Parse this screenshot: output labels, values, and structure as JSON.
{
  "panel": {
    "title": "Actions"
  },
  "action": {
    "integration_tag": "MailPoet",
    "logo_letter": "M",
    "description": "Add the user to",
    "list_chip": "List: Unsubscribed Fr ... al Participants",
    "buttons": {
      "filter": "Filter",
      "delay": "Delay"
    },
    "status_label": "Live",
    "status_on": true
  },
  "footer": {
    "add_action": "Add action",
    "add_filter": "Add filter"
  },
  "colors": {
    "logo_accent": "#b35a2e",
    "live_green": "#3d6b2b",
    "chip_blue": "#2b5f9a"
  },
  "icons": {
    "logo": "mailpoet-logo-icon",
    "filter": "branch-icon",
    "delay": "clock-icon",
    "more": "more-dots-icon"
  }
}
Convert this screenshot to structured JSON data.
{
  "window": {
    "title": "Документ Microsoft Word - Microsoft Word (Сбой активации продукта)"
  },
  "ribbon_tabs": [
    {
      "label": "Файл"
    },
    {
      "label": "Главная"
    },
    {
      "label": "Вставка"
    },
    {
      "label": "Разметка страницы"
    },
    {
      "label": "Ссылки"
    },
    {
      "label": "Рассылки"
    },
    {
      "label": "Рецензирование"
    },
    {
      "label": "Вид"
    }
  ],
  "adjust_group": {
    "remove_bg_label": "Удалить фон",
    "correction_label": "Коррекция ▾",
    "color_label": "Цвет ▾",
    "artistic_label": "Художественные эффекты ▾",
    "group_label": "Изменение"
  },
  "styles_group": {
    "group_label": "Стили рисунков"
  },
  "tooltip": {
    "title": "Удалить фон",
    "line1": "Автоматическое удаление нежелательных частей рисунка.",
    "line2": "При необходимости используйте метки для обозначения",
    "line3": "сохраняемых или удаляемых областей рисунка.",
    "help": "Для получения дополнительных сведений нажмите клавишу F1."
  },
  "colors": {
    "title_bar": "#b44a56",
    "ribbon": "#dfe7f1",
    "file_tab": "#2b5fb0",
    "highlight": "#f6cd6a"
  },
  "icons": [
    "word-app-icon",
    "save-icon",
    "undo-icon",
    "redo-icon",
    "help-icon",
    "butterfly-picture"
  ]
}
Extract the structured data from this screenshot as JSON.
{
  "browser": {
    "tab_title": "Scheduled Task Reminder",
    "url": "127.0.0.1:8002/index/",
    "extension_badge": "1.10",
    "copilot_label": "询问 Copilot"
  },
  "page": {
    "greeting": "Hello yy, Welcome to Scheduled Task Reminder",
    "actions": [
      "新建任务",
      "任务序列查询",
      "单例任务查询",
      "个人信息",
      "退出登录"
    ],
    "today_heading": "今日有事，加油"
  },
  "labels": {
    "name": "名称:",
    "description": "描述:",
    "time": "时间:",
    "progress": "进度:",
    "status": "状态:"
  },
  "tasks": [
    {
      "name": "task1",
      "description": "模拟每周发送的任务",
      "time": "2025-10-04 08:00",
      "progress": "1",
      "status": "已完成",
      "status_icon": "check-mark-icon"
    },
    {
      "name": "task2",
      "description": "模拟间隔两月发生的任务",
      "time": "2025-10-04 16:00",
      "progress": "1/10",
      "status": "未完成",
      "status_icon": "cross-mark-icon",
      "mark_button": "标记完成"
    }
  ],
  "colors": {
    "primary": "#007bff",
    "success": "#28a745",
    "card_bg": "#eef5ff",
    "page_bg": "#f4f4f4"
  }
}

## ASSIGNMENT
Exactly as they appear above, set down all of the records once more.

## FINISHED TASK
Parse this screenshot: output labels, values, and structure as JSON.
{
  "panel": {
    "title": "Actions"
  },
  "action": {
    "integration_tag": "MailPoet",
    "logo_letter": "M",
    "description": "Add the user to",
    "list_chip": "List: Unsubscribed Fr ... al Participants",
    "buttons": {
      "filter": "Filter",
      "delay": "Delay"
    },
    "status_label": "Live",
    "status_on": true
  },
  "footer": {
    "add_action": "Add action",
    "add_filter": "Add filter"
  },
  "colors": {
    "logo_accent": "#b35a2e",
    "live_green": "#3d6b2b",
    "chip_blue": "#2b5f9a"
  },
  "icons": {
    "logo": "mailpoet-logo-icon",
    "filter": "branch-icon",
    "delay": "clock-icon",
    "more": "more-dots-icon"
  }
}
Convert this screenshot to structured JSON data.
{
  "window": {
    "title": "Документ Microsoft Word - Microsoft Word (Сбой активации продукта)"
  },
  "ribbon_tabs": [
    {
      "label": "Файл"
    },
    {
      "label": "Главная"
    },
    {
      "label": "Вставка"
    },
    {
      "label": "Разметка страницы"
    },
    {
      "label": "Ссылки"
    },
    {
      "label": "Рассылки"
    },
    {
      "label": "Рецензирование"
    },
    {
      "label": "Вид"
    }
  ],
  "adjust_group": {
    "remove_bg_label": "Удалить фон",
    "correction_label": "Коррекция ▾",
    "color_label": "Цвет ▾",
    "artistic_label": "Художественные эффекты ▾",
    "group_label": "Изменение"
  },
  "styles_group": {
    "group_label": "Стили рисунков"
  },
  "tooltip": {
    "title": "Удалить фон",
    "line1": "Автоматическое удаление нежелательных частей рисунка.",
    "line2": "При необходимости используйте метки для обозначения",
    "line3": "сохраняемых или удаляемых областей рисунка.",
    "help": "Для получения дополнительных сведений нажмите клавишу F1."
  },
  "colors": {
    "title_bar": "#b44a56",
    "ribbon": "#dfe7f1",
    "file_tab": "#2b5fb0",
    "highlight": "#f6cd6a"
  },
  "icons": [
    "word-app-icon",
    "save-icon",
    "undo-icon",
    "redo-icon",
    "help-icon",
    "butterfly-picture"
  ]
}
Extract the structured data from this screenshot as JSON.
{
  "browser": {
    "tab_title": "Scheduled Task Reminder",
    "url": "127.0.0.1:8002/index/",
    "extension_badge": "1.10",
    "copilot_label": "询问 Copilot"
  },
  "page": {
    "greeting": "Hello yy, Welcome to Scheduled Task Reminder",
    "actions": [
      "新建任务",
      "任务序列查询",
      "单例任务查询",
      "个人信息",
      "退出登录"
    ],
    "today_heading": "今日有事，加油"
  },
  "labels": {
    "name": "名称:",
    "description": "描述:",
    "time": "时间:",
    "progress": "进度:",
    "status": "状态:"
  },
  "tasks": [
    {
      "name": "task1",
      "description": "模拟每周发送的任务",
      "time": "2025-10-04 08:00",
      "progress": "1",
      "status": "已完成",
      "status_icon": "check-mark-icon"
    },
    {
      "name": "task2",
      "description": "模拟间隔两月发生的任务",
      "time": "2025-10-04 16:00",
      "progress": "1/10",
      "status": "未完成",
      "status_icon": "cross-mark-icon",
      "mark_button": "标记完成"
    }
  ],
  "colors": {
    "primary": "#007bff",
    "success": "#28a745",
    "card_bg": "#eef5ff",
    "page_bg": "#f4f4f4"
  }
}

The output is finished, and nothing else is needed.